System Personalisation

Much of the talk and discussion involved the implications of personalisation in automotive systems. In the future and to an extent even now, you can choose which features you want your car to come shipped with. This is likely to increase in scale over time, so that a car’s base configuration can be permuted in thousands of ways for each buyer. Modules need to be unobtrusively integrated and interoperable.

Layered on top of this is the possibility of a car being modified, upgraded or damaged over time. Cars will have to be able to adapt to whatever components they have installed, and thus, there is a lot of autonomic computing involved.

Questions & Answers

A few brief (paraphrased) questions and answers that I remembered to write down (not guaranteed to be correct!):

Will hardware and software become increasingly decoupled in automotive systems?
This doesn’t seem to be the way it’s going. As far as I can see (and this was backed up at the workshop), the hardware and software systems seem to be getting more tightly coupled if anything.
What is the development process at the car OEMs?
I couldn’t answer this, but someone else stepped in and suggested that a lot of OEM’s in-house teams are actually graviating towards being software-only development houses, with hardware being contracted out to other companies.
Does the drive-by-wire filtering of a user’s input spoil the love of driving?
Not really a research question, but interesting nonetheless.
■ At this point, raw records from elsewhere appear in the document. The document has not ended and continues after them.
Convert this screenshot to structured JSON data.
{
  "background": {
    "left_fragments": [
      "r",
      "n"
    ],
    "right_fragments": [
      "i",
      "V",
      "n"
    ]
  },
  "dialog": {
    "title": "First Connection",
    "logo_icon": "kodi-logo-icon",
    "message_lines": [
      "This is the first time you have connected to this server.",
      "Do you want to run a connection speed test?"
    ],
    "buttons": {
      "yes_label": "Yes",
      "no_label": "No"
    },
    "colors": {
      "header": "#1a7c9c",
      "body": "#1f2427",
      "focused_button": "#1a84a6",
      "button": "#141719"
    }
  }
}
I do wonder how many drivers could honestly say they’d prefer the primal thrill of risky, unrestricted driving over the increased safety and stability benefits of these modern cars.